Ask most seniors, who have spent all four years at Chapman, about restaurants in the Orange Circle, and they’ll go on for hours about the times they had a juicy, homemade sausage from Linx, a chili cheeseburger from Burger Parlor, or a bento box from Tokyo Cafe.
Well, those businesses are gone, and changes in the Circle dining scene are sparking up like wildfire. It’s worked for some restaurants on the closed-off Glassell Street, like Jaxon’s Chix Tenders, but those outside Glassell are not as fortunate.
“We’ve been losing about 60-80% of our revenue Monday to Thursdays,” said Bobby Adam, general manager of Buttermilk Fried Chicken — located two blocks west of the Circle on Chapman Avenue. “We had to close Monday and Tuesday because we were losing a lot of money.”
On the other hand, Jaxon’s Chix Tenders — which rebranded from the Burger Parlor in May 2020 — has seen advantages being on Glassell Street, where the street is closed to traffic and businesses can hold seating on the road in front of the restaurants.
“We’ve seen sales go up every week recently over the past few months,” said Amanda Lankin, Jaxon’s Chix Tenders’ supervising manager. “All these businesses (on Glassell) are thriving. I feel that shutting down the street was a major break for these small businesses.”

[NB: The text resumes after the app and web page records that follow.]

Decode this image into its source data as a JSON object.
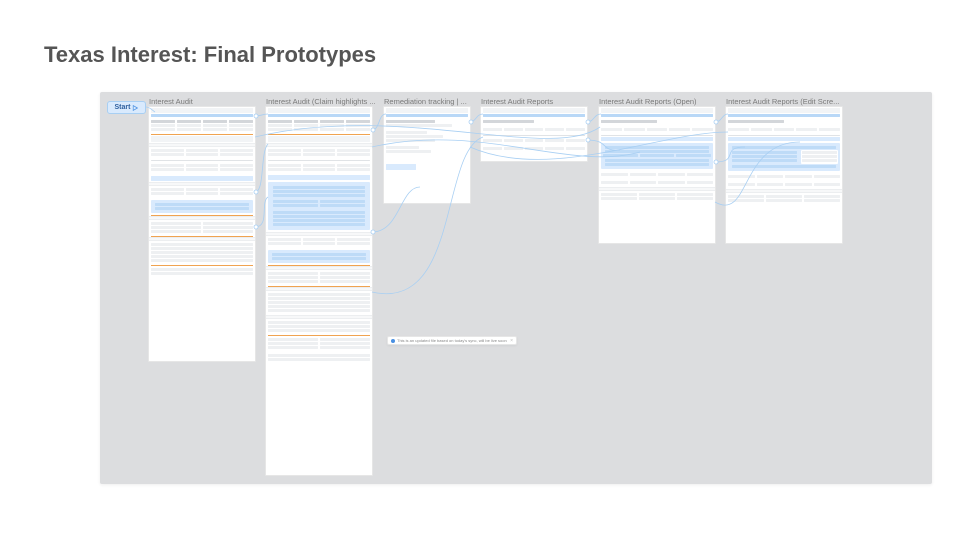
{
  "title": "Texas Interest: Final Prototypes",
  "start_label": "Start",
  "frames": [
    {
      "id": "f1",
      "title": "Interest Audit"
    },
    {
      "id": "f2",
      "title": "Interest Audit (Claim highlights ..."
    },
    {
      "id": "f3",
      "title": "Remediation tracking | ..."
    },
    {
      "id": "f4",
      "title": "Interest Audit Reports"
    },
    {
      "id": "f5",
      "title": "Interest Audit Reports (Open)"
    },
    {
      "id": "f6",
      "title": "Interest Audit Reports (Edit Scre..."
    }
  ],
  "comment_text": "This is an updated file based on today's sync, will be live soon"
}
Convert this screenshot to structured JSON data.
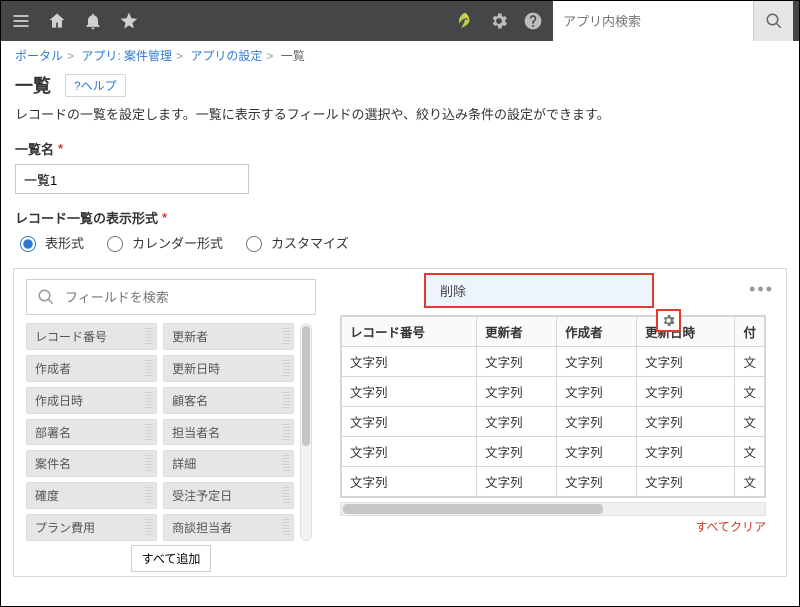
{
  "topbar": {
    "search_placeholder": "アプリ内検索"
  },
  "breadcrumb": {
    "portal": "ポータル",
    "app": "アプリ: 案件管理",
    "settings": "アプリの設定",
    "current": "一覧"
  },
  "heading": {
    "title": "一覧",
    "help": "?ヘルプ"
  },
  "description": "レコードの一覧を設定します。一覧に表示するフィールドの選択や、絞り込み条件の設定ができます。",
  "name_section": {
    "label": "一覧名",
    "value": "一覧1"
  },
  "display_section": {
    "label": "レコード一覧の表示形式",
    "options": {
      "table": "表形式",
      "calendar": "カレンダー形式",
      "custom": "カスタマイズ"
    }
  },
  "field_picker": {
    "search_placeholder": "フィールドを検索",
    "left": [
      "レコード番号",
      "作成者",
      "作成日時",
      "部署名",
      "案件名",
      "確度",
      "プラン費用"
    ],
    "right": [
      "更新者",
      "更新日時",
      "顧客名",
      "担当者名",
      "詳細",
      "受注予定日",
      "商談担当者"
    ],
    "add_all": "すべて追加"
  },
  "popup": {
    "delete": "削除"
  },
  "preview": {
    "headers": [
      "レコード番号",
      "更新者",
      "作成者",
      "更新日時",
      "付"
    ],
    "cell": "文字列",
    "clear_all": "すべてクリア"
  }
}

Buttermilk Fried Chicken and Jaxon’s Chix Tenders aren’t the only two businesses seeing staggering differences in sales. Watson’s Soda Fountain is the oldest restaurant in the Circle, opening in 1899. Currently, it’s experiencing its worst sales in business history according to Sean Frank, supervising manager.
“We’ve had to shut down multiple times,” Frank said. “We’ve had to rehire staff three times. We’ve had a major loss of business. It’s been very hard.”
Like Watson’s Soda Fountain, Buttermilk Fried Chicken, which opened in August 2019, is going through its roughest patch since opening. Adam mentioned the revenue losses during the COVID-19 pandemic as an issue, but attributed the public’s confusion on where the business is as well as its location as other ailments.
“Some people think we’re the Taco Stand or Wahoo’s so they walk in expecting that,” Adam said. “The location in general is just kind of hard (for customers) to find.”
Some Chapman students have affirmed Adam’s findings, saying they get confused whenever they’re looking for a bite to eat.
“I had always seen that restaurant, but never walked in because I wasn’t sure what it was,” said Chelsea Kegans, a senior communication studies major. “There’s like four restaurants all right next to each other and it’s kind of confusing as to which one’s which.”
Buttermilk Fried Chicken, located on Chapman Avenue between Olive Street and Lemon Street, does not receive the same luxuries as those on Glassell Street.
It seems like most restaurants outside Glassell Street have had problems staying afloat because of their location, but this may not be much of a surprise based on locals’ dining habits.
Many Chapman students have enjoyed how the Circle is set up for outdoor, socially-distanced dining. Some, like Pratik Mulpury, a senior computer science major, prefer to eat outside at one of the many restaurants on Glassell Street.
“I usually go to restaurants that are closer to campus,” he said. “Mainly because there’s more parking on that side, but a lot of those places I’ve been eating at all four years and the set up right now is really nice with the seating in the street.”
With restaurants on Glassell Street presumably taking away a lot of customers from Chapman Avenue businesses, how do they plan on staying afloat?
“We’re slowly improving (sales) on Friday, Saturday and Sunday,” Adam said regarding Buttermilk’s future plans. “A lot of Chapman students like our chicken, so hopefully when this is over our revenue will improve.”
Likewise, Frank believes Watson’s is on the brink of improvement.
“Moving forward we want to hire our staff back and get our full menu going,” Frank said. “Everything is kinda getting better, but we’ve still got a ways to go.”
Until then, businesses outside of Glassell Street will continue to find ways to improve sales despite difficult circumstances.
“One day at a time, one foot in front of the other,” Frank said. “We’ll get through it.”